(Reprinted from Aviation Week 12/07/98 issue. pp. 86-87)

Anaheim, CA - Interstate Electronics Corp. has developed a miniaturized system that can integrate GPS and inertial guidance technology to increase the accuracy of U.S. Army and Navy artillery shells.

The system is on a circuit board small enough to fit into the nose of an artillery shell. Initially, the board will process only GPS data, but Interstate's concept is to use a single processor to handle GPS data and inertial data from a silicon-based micro-electromechanical system (MEMS) that could eventually be placed on the board, said Jim Grace, the company's director of business development for GPS systems. It also could function as the navigation computer. The MEMS is like the sensor that triggers the release of automotive air bags.

Interstate's GPS will be used in both the Navy's Extended Range Guided Munition (ERGM) and Army's XM-982. Interstate developed the integrated GPS/IMU concept under a subcontract to Raytheon, the prime contractor for ERGM and XM-982.

The board also had to be ruggedized to withstand being fired from a gun and be able to acquire a GPS signal quickly in a high-jamming environment. In the case of ERGM, a 5-in. projectile with a rocket assist will receive 12,500g as it is fired and has a range of 63 mi. (100 km). The Army XM-982 is fired from a howitzer and has a range 12.4-15.5 mi. (20-25 km). But since it lacks a rocket booster to augment its range, the 155-mm. shell receives 15,500g when it is fired. The XM-982 spins at 20 rev./sec., but the GPS takes position samples 12 times per revolution.

Interstate has demonstrated acquisition of the more-precise, harder-to-jam GPS Y code in 7 sec., Grace said. Usually, military GPS receivers first acquire the less-precise CA code, then search for the Y signal. "IEC can go direct to the Y code," Grace said.

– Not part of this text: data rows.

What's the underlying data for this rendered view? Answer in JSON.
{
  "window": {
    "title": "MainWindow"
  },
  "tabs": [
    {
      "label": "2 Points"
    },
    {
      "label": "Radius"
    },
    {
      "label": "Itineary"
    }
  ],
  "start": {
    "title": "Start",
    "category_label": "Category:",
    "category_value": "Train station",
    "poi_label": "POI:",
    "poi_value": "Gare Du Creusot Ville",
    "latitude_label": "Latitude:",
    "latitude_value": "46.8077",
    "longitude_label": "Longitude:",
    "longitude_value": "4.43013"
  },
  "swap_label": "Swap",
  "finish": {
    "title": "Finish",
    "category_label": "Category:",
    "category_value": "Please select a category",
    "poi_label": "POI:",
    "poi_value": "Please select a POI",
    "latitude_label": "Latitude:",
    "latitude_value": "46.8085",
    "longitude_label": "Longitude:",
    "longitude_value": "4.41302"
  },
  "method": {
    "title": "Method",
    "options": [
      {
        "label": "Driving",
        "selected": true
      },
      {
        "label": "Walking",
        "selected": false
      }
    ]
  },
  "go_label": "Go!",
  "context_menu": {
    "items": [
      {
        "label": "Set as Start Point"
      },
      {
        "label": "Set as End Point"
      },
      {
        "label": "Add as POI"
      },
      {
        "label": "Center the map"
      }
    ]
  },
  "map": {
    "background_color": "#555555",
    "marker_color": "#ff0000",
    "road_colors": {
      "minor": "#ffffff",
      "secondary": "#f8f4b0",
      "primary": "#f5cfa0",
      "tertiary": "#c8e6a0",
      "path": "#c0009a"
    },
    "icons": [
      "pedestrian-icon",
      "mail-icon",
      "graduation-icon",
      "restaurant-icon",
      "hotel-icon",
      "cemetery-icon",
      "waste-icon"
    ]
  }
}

The GPS will be activated after launch and then pass on position data as the inertial navigation system (INS) becomes more stable. If the GPS is jammed, the navigation computer will rely solely on the INS. Other precision-guided weapons are fed inertial data before launch, then use GPS to update the INS in flight.

The GPS is ruggedized by using specialized glues and coatings and more potting material. "All of those things make up the technology that's needed to shoot a shell out of a gun," said program manager Dennis Schumann. The components were tested at more than 30,000g.

The phase stability of the GPS receiver's oscillator also had to be high in order to acquire the satellites and accurately track a shell's velocity. This was a challenge, Grace said, because the units will have to sit for years.

Before firing, the GPS in a shell will be programmed with its position within 5 mi. as well as with its prelaunch velocity and the correct GPS time.

A substantial challenge will be reducing the cost. "When you're talking about shells that cost a couple of thousand dollars, you can't have electronics that cost more than that," Interstate's Schumann said. The goal is to get the price of an integrated GPS/IMU below $1,000.

The next step will be to further miniaturize the GPS/IMU board so it can be inserted into a 9-cu.-in. NATO fuze well, Grace said. Tiny canards in the fuze would deploy after launch to guide a shell.

Interstate Electronics Corp., 602 E. Vermont Street, Anaheim, Calif. 92803.

Caption: Interstate Electronics' GPS receiver for the Navy ERGM and Army XM-982 is tapered to fit into shells' nose. Extra Adhesives and potting material ruggedize it for high g loads.

For more information, contact:
Greg Martz
Marketing Manager, Communications
Phone: (714) 758-4158